Holiday travel is a reminder of Pennsylvania's bad record (and bad policy) when it comes to infrastructure.

File: Pennsylvania Turnpike. CLEM MURRAY / Staff Photographer
File: Pennsylvania Turnpike. CLEM MURRAY / Staff PhotographerRead moreClem Murray / Staff Photographer

Got a call from a reader reminding me of a nasty little issue involving our roads and bridges, our lackluster legislature and how it skirts the state constitution when it comes to funding infrastructure.

I know, I know, not the kind of thing one wants to think about during this busy travel season.

Still. Inconvenient truths don’t take holidays.

The call came in reference to a column last week on legislative raises and how they happen automatically, easily and annually, unlike how the legislature happens to deal with problems.

See, Pennsylvania has the nation’s highest gas tax (58 cents a gallon; 77 cents counting federal tax), yet some of the nation’s worst roads and bridges.

Yes, the state also has tricky topography, chock-full of hills and mountains, in a region of the country known for taking weather beatings. Hence, our famous potholes.

Which is exactly why our infrastructure should get more attention.

But this year, a study by the financial news firm 24/7 Wall St. says we’re the country’s fourth worst state for roads and bridges. A report by the Reason Foundation, a nonprofit libertarian think tank, puts us in the bottom 10.

And a survey released just last week on best states/worst states for drivers, conducted by the banking industry’s, based on driving costs, road conditions, commute time, gas prices and such, ranks us a mediocre 33rd.

The kicker here is that our infrastructure would be much better if our lawmakers were any better at budgeting, and following the law rather than maintaining a track record of raiding funds dedicated for road and bridges.

They take money, lots of it, from the state’s Motor License Fund (filled with revenue from the gas tax, license and vehicle fees) to fund the State Police.

This is despite a constitutional mandate (Article VIII, Section 11) that such money is “solely for construction, reconstruction, maintenance and repair of and safety on public highways and bridges ... and shall not be diverted by transfer or otherwise to any other purpose.”

They dodge the provision on grounds that State Police patrolling of highways and bridges enhances their “safety.”

OK. Maybe arguable, but OK.

Ah, but then they go further. A report last year (which I wrote about at the time), by the legislature’s own bipartisan Legislative Budget and Finance Committee, detailed how in one year (fiscal 2015-16) $222 million of the $775 million shifted from the Motor License Fund to the State Police was not used for highway safety, but for other State Police needs.

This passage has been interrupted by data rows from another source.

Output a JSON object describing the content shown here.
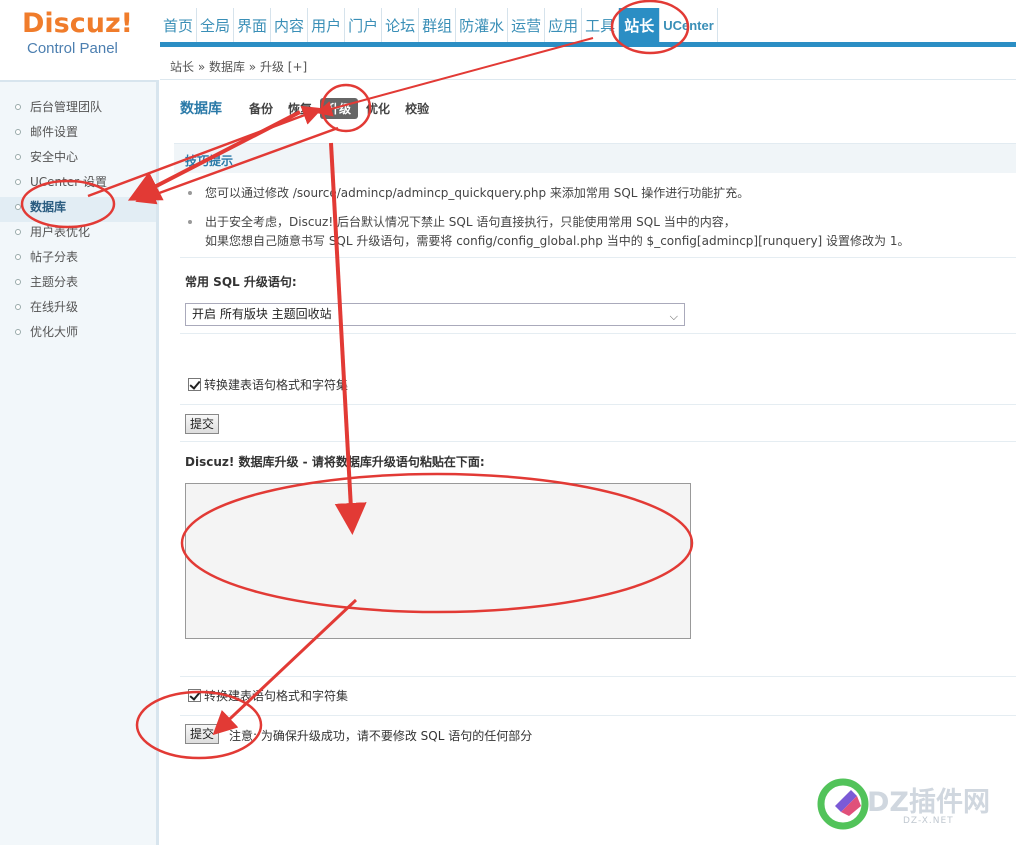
{
  "logo": {
    "title": "Discuz!",
    "subtitle": "Control Panel"
  },
  "nav": {
    "items": [
      "首页",
      "全局",
      "界面",
      "内容",
      "用户",
      "门户",
      "论坛",
      "群组",
      "防灌水",
      "运营",
      "应用",
      "工具",
      "站长",
      "UCenter"
    ],
    "active": "站长"
  },
  "breadcrumb": "站长 » 数据库 » 升级  [+]",
  "sidebar": {
    "items": [
      "后台管理团队",
      "邮件设置",
      "安全中心",
      "UCenter 设置",
      "数据库",
      "用户表优化",
      "帖子分表",
      "主题分表",
      "在线升级",
      "优化大师"
    ],
    "active": "数据库"
  },
  "tabs": {
    "title": "数据库",
    "items": [
      "备份",
      "恢复",
      "升级",
      "优化",
      "校验"
    ],
    "active": "升级"
  },
  "tips": {
    "header": "技巧提示",
    "line1": "您可以通过修改 /source/admincp/admincp_quickquery.php 来添加常用 SQL 操作进行功能扩充。",
    "line2a": "出于安全考虑，Discuz! 后台默认情况下禁止 SQL 语句直接执行，只能使用常用 SQL 当中的内容，",
    "line2b": "如果您想自己随意书写 SQL 升级语句，需要将 config/config_global.php 当中的 $_config[admincp][runquery] 设置修改为 1。"
  },
  "common_sql": {
    "label": "常用 SQL 升级语句:",
    "selected": "开启 所有版块 主题回收站",
    "convert_label": "转换建表语句格式和字符集",
    "submit": "提交"
  },
  "upgrade": {
    "label": "Discuz! 数据库升级 - 请将数据库升级语句粘贴在下面:",
    "convert_label": "转换建表语句格式和字符集",
    "submit": "提交",
    "note": "注意: 为确保升级成功，请不要修改 SQL 语句的任何部分"
  },
  "watermark": {
    "text": "DZ插件网",
    "sub": "DZ-X.NET"
  },
  "colors": {
    "accent": "#2b8ec4",
    "annotation": "#e23a35",
    "logo": "#f07c2b"
  }
}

Why? Because lawmakers are incapable of doing honest budgets. So, they routinely shift money from dedicated funds, such as the state Tobacco Settlement Fund, to pay for whatever they refuse to adequately fund. And they’ve been shifting money from the Motor License Fund to the State Police, in increasing amounts, since the 1990’s.

This means billions of dollars dedicated to infrastructure haven’t been used for infrastructure.

And the “fix”? Gradual restoration of such funding over 10 years. In other words, admitting guilt and slinking away with a long-term payback plan.

Lawmakers capped the motor fund transfer to the State Police at $802 million two years ago, cut it by 4 percent (about $32 million) this fiscal year, and are supposed to cut 4 percent annually until the 2027-28 fiscal year, when the transfer hits $500 million.

But even if this schedule is followed (in a bad budget year, lawmakers could change their mind), think of what’s been lost.

“We’ve been sounding the alarm and calling for caps for 10 years,” says Jason Wagner, director of the Pennsylvania Highway Information Association, a statewide group representing highway builders, engineers, truckers, Pennsylvania AAA, and others.

Wagner says that if, for example, caps had been in place five years ago, the state would have had close to $1 billion in extra infrastructure funding.

So, as you go over the river or through the woods to grandmother’s house or elsewhere, be careful out there.

And remember, as my caller did, your lawmakers have no trouble working together to maintain annual salary raises for themselves. It’s time they work together to maintain the state’s infrastructure for everyone.